While Pompeo attended the ceremony in Qatar, he appeared to avoid any direct contact with the Taliban delegation. The deal was signed by U.S. peace envoy Zalmay Khalilzad and Taliban leader Mullah Abdul Ghani Baradar, who then shook hands. Members of the Taliban shouted “Allahu Akhbar” or “God is greatest.” Others in attendance, including the Qatari hosts, applauded politely.
"We are committed to implementing this agreement," Baradar said in brief comments. “I call on all Afghans to honestly work for peace and gather around the table for peace negotiations.”
Some Taliban celebrated the deal as a victory. “Today is the day of victory, which has come with the help of Allah,” said Abbas Stanikzai, one of the Taliban's lead negotiators.
Meanwhile in Kabul, in a rare show of unity, Ghani sat beside his chief political rival Abdullah Abdullah at a ceremony with Esper and NATO Secretary-General Jens Stoltenberg that included a declaration between the Afghan government and the United States intended to show U.S. support for Afghanistan.
For Afghanistan's government which has been deeply criticized by its political opponents, including Abdullah, the real job ahead will be cobbling together a negotiating team to sit across from the Taliban. The talks are to determine the face of a post-war Afghanistan.
Those negotiations, to be held in Oslo, Norway, are expected to begin around March 10. The Taliban have made it clear they expect the Afghan government to release their 5,000 prisoners before the start of negotiations. Around that time, the Taliban are to release 1,000 government security forces. Until now the government has not agreed to the prisoner release which could unravel intra-Afghan negotiations before they even get started.
Esper warned the road ahead was a long one and would not be without its challenges. “This is a hopeful moment, but it is only the beginning, the road ahead will not be easy.”
Trump has repeatedly promised to get the U.S. out of wars in the Middle East, and the withdrawal of troops could boost his re-election bid in a nation weary of involvement in distant conflicts. Last September, on short notice, he called off what was to be a signing ceremony with the Taliban at Camp David after a series of new Taliban attacks. But he has since been supportive of talks.
It's not clear what will become of gains made in women's rights since the toppling of the Taliban, which had repressed women and girls under a strict brand of Sharia law. Women's rights in Afghanistan had been a top concern of both the Bush and Obama administration, but it remains a deeply conservative country, with women still struggling for basic rights.
There are currently more than 16,500 soldiers serving under the NATO banner, of which 8,000 are American. Germany has the next largest contingent, with 1,300 troops, followed by Britain with 1,100.
In all, 38 NATO countries are contributing forces to Afghanistan. The alliance officially concluded its combat mission in 2014 and now provides training and support to Afghan forces.
The U.S. has a separate contingent of 5,000 troops deployed to carry out counter-terrorism missions and provide air and ground support to Afghan forces when requested.
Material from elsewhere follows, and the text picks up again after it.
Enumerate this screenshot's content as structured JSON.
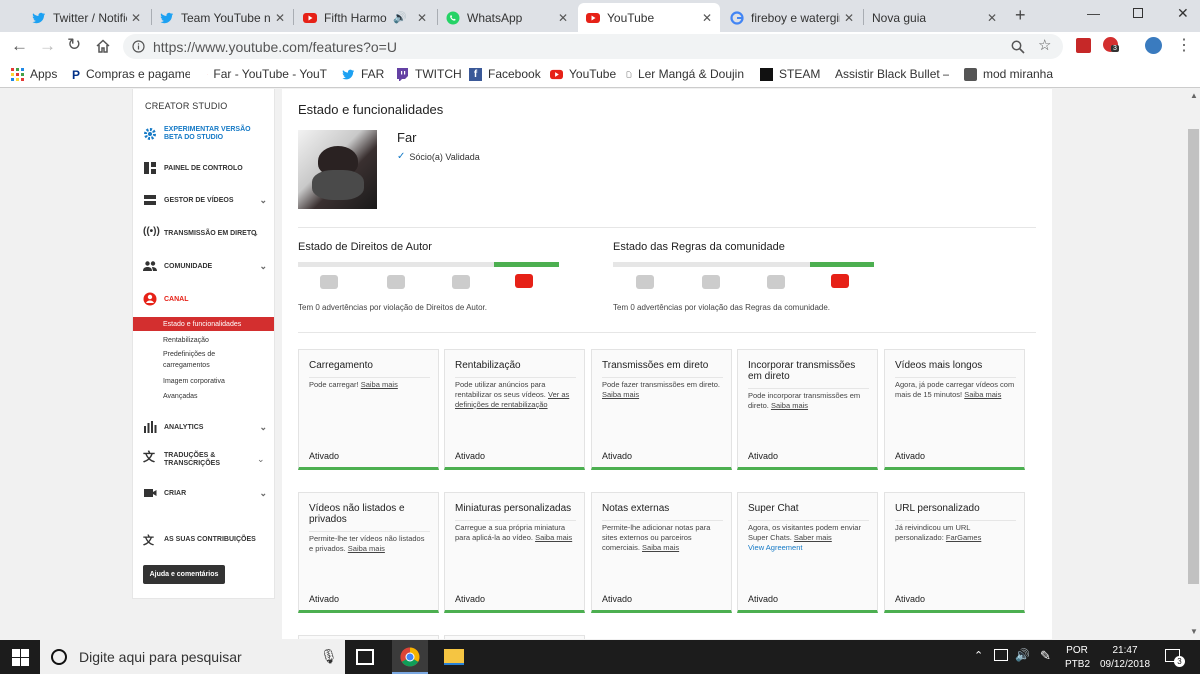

Since the start of negotiations with the Taliban, the U.S. has stepped up its air assaults on the Taliban as well as a local Islamic State affiliate. Last year the U.S. air force dropped more bombs on Afghanistan than in any year since 2013.
Seven days ago, the Taliban began a seven-day “reduction of violence" period, a prerequisite to the peace deal signing.
Gannon reported from Kabul, Afghanistan. Associated Press writers Rahim Faiez and Tameem Akhgar in Kabul, Lorne Cook in Brussels, Robert Burns in Washington and Joseph Krauss in Jerusalem contributed.